If a line in the entries below holds the string "Nowy", copy it.

╔══

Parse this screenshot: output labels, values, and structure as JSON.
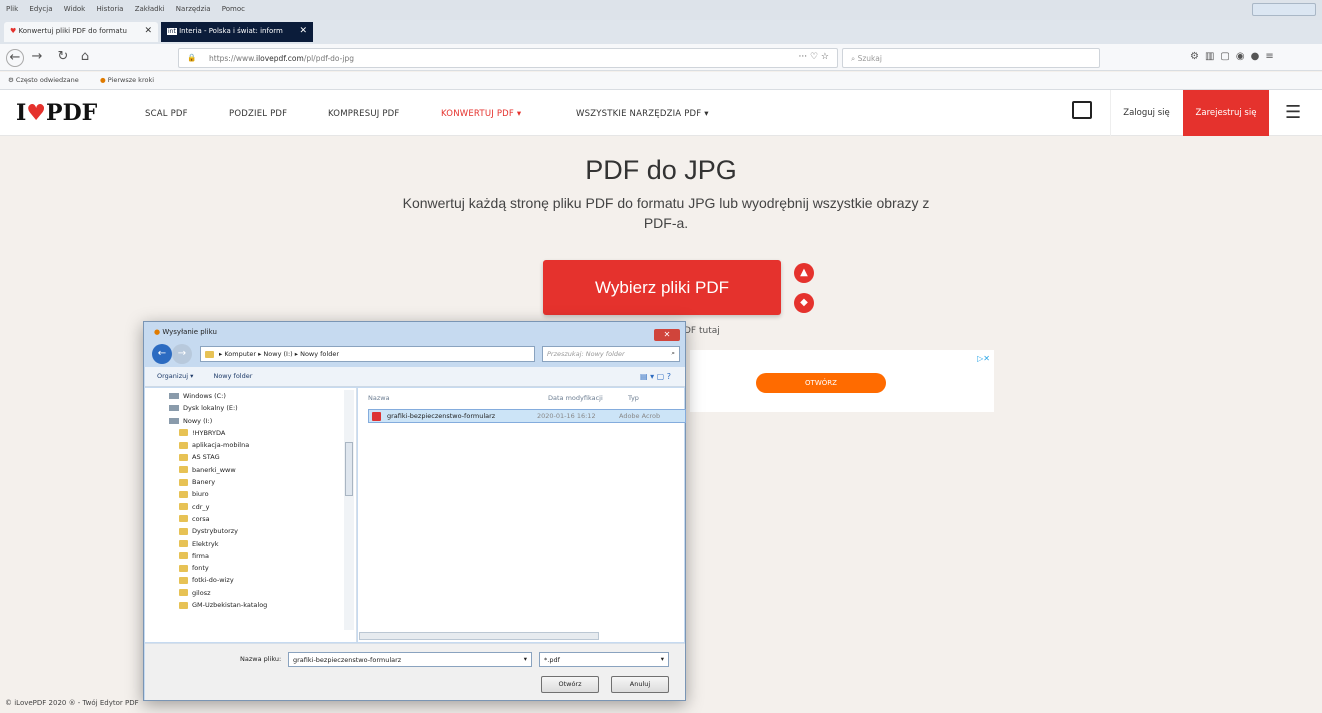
{
  "browser": {
    "menu": [
      "Plik",
      "Edycja",
      "Widok",
      "Historia",
      "Zakładki",
      "Narzędzia",
      "Pomoc"
    ],
    "tabs": [
      {
        "label": "Konwertuj pliki PDF do formatu"
      },
      {
        "label": "Interia - Polska i świat: inform"
      }
    ],
    "url_prefix": "https://www.",
    "url_domain": "ilovepdf.com",
    "url_path": "/pl/pdf-do-jpg",
    "search_placeholder": "Szukaj",
    "bookmarks": [
      "Często odwiedzane",
      "Pierwsze kroki"
    ]
  },
  "site": {
    "logo_left": "I",
    "logo_heart": "♥",
    "logo_right": "PDF",
    "nav": [
      "SCAL PDF",
      "PODZIEL PDF",
      "KOMPRESUJ PDF",
      "KONWERTUJ PDF ▾",
      "WSZYSTKIE NARZĘDZIA PDF ▾"
    ],
    "login": "Zaloguj się",
    "register": "Zarejestruj się",
    "title": "PDF do JPG",
    "subtitle": "Konwertuj każdą stronę pliku PDF do formatu JPG lub wyodrębnij wszystkie obrazy z PDF-a.",
    "choose_button": "Wybierz pliki PDF",
    "drop_text": "DF tutaj",
    "ad_button": "OTWÓRZ",
    "footer": "© iLovePDF 2020 ® - Twój Edytor PDF",
    "accent": "#e5322d"
  },
  "dialog": {
    "title": "Wysyłanie pliku",
    "path": "▸ Komputer ▸ Nowy (I:) ▸ Nowy folder",
    "search_placeholder": "Przeszukaj: Nowy folder",
    "toolbar": [
      "Organizuj ▾",
      "Nowy folder"
    ],
    "tree": [
      {
        "label": "Windows (C:)",
        "type": "drive"
      },
      {
        "label": "Dysk lokalny (E:)",
        "type": "drive"
      },
      {
        "label": "Nowy (I:)",
        "type": "drive"
      },
      {
        "label": "!HYBRYDA",
        "type": "folder"
      },
      {
        "label": "aplikacja-mobilna",
        "type": "folder"
      },
      {
        "label": "AS STAG",
        "type": "folder"
      },
      {
        "label": "banerki_www",
        "type": "folder"
      },
      {
        "label": "Banery",
        "type": "folder"
      },
      {
        "label": "biuro",
        "type": "folder"
      },
      {
        "label": "cdr_y",
        "type": "folder"
      },
      {
        "label": "corsa",
        "type": "folder"
      },
      {
        "label": "Dystrybutorzy",
        "type": "folder"
      },
      {
        "label": "Elektryk",
        "type": "folder"
      },
      {
        "label": "firma",
        "type": "folder"
      },
      {
        "label": "fonty",
        "type": "folder"
      },
      {
        "label": "fotki-do-wizy",
        "type": "folder"
      },
      {
        "label": "gilosz",
        "type": "folder"
      },
      {
        "label": "GM-Uzbekistan-katalog",
        "type": "folder"
      }
    ],
    "columns": [
      "Nazwa",
      "Data modyfikacji",
      "Typ"
    ],
    "file": {
      "name": "grafiki-bezpieczenstwo-formularz",
      "date": "2020-01-16 16:12",
      "type": "Adobe Acrob"
    },
    "filename_label": "Nazwa pliku:",
    "filename_value": "grafiki-bezpieczenstwo-formularz",
    "filetype": "*.pdf",
    "open": "Otwórz",
    "cancel": "Anuluj"
  }
}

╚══

THE ANSWER:
    "path": "▸ Komputer ▸ Nowy (I:) ▸ Nowy folder",
    "search_placeholder": "Przeszukaj: Nowy folder",
      "Nowy folder"
        "label": "Nowy (I:)",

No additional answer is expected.